Embryonal Carcinoma: An Unexpected Cause of Sudden Death in a Young Adult

Author Affiliations

From the Department of Pathology, University of Michigan Medical Center, Ann Arbor.

JAMA. 1974;229(8):1093-1094. doi:10.1001/jama.1974.03230460043020

SUDDEN death occurring in young adults is rare. Luke and Helpern1 reviewed 275 consecutive cases of sudden death in patients between the ages of 28 and 44 years and found that of these deaths, 38% were caused by coronary arterial atherosclerosis, 26% by fulminant untreated infectious diseases, and 4% by pulmonary arterial emboli. Seven of the 11 patients who died of pulmonary arterial emboli were women. Pelvic veins contained thrombi in two of 11 patients, and thrombi were found in the veins of the lower extremities in the remaining nine. This communication reports an unusual case of sudden death caused by pulmonary arterial emboli in a young man.

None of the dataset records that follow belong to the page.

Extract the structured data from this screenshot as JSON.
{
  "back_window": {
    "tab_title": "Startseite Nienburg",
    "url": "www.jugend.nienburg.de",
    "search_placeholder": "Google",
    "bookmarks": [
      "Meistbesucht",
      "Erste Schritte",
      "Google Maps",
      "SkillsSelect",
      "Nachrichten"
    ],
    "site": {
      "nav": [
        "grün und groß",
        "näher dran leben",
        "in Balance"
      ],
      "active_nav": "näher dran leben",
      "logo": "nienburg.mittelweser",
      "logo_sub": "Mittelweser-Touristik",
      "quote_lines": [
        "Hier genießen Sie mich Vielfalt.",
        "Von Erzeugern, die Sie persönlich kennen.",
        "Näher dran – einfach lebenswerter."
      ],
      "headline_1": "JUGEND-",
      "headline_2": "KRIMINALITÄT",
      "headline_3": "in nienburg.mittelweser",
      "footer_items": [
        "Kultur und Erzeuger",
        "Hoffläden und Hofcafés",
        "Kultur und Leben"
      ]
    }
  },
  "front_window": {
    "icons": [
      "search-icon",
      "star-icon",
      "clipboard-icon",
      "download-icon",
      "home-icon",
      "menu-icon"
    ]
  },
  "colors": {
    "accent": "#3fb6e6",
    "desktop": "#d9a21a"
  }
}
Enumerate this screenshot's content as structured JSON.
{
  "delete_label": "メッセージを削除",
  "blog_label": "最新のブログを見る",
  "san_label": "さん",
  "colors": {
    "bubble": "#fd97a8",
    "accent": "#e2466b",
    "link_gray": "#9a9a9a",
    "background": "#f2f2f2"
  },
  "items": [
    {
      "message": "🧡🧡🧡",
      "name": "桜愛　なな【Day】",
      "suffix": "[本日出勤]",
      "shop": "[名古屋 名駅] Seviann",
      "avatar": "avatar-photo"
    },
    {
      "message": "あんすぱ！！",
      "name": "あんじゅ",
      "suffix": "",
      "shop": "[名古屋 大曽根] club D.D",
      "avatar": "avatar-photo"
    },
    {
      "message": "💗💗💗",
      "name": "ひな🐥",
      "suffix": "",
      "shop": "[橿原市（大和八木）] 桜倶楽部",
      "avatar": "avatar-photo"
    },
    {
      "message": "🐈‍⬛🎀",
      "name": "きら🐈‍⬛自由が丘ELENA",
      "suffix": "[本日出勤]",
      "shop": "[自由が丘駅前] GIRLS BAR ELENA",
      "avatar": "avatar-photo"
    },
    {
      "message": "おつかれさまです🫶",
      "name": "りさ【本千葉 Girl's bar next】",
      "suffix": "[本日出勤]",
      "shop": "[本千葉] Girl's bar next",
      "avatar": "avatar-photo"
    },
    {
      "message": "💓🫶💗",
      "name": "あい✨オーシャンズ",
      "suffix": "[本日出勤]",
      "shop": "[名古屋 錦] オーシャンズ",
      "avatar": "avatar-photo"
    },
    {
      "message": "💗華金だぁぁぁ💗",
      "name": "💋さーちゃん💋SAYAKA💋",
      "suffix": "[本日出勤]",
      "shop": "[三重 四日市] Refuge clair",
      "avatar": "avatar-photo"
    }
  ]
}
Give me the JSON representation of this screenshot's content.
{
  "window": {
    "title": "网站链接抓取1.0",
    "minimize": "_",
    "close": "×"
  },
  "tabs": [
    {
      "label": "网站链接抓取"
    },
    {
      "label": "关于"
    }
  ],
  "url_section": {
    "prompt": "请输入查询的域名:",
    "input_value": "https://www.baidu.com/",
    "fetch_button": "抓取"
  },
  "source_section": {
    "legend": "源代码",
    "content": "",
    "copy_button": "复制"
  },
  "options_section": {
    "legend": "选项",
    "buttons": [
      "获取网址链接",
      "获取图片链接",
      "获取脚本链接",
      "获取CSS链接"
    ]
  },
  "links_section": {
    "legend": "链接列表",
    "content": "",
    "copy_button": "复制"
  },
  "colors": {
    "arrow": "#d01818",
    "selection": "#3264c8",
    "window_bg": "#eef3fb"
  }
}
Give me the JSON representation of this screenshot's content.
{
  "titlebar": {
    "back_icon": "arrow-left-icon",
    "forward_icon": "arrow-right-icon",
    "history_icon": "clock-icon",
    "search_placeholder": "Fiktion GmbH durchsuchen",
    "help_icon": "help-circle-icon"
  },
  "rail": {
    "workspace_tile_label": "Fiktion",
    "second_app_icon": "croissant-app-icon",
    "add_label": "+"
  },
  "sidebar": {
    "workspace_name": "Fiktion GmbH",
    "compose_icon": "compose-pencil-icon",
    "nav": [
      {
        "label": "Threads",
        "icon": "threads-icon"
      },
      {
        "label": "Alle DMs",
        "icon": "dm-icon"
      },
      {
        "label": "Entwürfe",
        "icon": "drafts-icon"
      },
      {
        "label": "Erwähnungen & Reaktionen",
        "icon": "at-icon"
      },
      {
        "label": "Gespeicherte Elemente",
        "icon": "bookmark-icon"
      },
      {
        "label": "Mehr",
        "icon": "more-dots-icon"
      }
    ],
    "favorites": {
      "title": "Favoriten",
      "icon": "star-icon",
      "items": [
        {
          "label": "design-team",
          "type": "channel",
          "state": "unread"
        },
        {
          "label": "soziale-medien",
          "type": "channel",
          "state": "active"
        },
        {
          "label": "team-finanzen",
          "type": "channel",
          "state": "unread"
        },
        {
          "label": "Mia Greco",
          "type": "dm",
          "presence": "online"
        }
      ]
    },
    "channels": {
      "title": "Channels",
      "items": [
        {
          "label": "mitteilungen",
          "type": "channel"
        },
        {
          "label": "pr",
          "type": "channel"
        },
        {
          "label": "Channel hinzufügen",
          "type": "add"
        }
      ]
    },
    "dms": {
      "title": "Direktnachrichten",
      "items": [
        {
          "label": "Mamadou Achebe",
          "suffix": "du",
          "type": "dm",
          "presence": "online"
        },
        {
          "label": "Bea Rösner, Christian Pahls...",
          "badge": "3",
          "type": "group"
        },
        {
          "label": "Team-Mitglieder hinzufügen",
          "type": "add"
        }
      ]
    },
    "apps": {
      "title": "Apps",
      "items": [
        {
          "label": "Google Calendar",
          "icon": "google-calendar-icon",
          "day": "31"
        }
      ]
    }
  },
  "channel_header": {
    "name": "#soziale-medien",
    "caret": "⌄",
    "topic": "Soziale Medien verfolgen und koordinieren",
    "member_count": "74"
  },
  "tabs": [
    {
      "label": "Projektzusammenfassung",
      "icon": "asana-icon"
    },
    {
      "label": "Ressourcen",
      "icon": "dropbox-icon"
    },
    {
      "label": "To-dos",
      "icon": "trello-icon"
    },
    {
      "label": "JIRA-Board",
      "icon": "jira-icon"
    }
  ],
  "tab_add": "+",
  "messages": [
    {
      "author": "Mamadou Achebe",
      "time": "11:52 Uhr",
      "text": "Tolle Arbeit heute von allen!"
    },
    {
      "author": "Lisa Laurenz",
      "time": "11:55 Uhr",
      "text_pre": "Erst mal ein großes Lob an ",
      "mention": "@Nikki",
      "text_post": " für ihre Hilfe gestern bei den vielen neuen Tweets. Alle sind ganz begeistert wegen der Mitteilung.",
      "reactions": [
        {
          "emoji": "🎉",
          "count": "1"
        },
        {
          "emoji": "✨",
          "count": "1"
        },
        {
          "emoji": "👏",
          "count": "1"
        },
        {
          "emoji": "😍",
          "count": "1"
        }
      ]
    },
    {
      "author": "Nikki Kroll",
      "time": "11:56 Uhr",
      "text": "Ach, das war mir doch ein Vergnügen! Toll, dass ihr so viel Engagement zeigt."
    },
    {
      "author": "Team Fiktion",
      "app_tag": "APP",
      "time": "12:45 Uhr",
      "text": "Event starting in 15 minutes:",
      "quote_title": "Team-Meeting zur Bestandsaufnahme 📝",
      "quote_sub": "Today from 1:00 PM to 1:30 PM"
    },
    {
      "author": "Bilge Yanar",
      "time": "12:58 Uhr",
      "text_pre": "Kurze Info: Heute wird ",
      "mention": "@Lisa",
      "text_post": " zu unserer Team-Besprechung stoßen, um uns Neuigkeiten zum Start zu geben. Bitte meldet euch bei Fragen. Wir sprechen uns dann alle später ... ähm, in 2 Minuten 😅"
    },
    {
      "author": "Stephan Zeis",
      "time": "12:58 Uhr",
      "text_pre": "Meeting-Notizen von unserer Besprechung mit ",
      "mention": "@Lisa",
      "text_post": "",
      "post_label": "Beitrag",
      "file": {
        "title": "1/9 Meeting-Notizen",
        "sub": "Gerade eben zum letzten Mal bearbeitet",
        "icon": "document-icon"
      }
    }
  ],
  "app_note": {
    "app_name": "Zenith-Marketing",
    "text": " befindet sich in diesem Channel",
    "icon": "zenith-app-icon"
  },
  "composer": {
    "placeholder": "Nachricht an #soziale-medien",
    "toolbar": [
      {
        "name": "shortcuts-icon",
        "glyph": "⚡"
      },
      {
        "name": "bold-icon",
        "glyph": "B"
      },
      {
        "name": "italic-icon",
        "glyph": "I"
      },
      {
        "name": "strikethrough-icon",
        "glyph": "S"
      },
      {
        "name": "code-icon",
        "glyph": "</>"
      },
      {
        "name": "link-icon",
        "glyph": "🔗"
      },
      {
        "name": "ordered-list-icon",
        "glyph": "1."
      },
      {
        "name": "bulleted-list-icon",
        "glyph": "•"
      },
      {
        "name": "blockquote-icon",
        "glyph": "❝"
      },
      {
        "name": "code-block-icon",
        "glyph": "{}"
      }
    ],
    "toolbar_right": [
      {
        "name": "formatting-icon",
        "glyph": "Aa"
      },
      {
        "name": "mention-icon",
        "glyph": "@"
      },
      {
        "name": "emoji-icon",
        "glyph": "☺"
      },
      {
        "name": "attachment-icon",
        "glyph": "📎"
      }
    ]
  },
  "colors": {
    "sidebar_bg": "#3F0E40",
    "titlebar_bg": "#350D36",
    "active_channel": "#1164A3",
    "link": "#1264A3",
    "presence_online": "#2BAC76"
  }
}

Report of a Case  A 21-year-old white man was perfectly well until, while at work and having had just returned from a coffee break, he fell to the floor. He was found without a palpable pulse or detectable respiratory movement. Resuscitation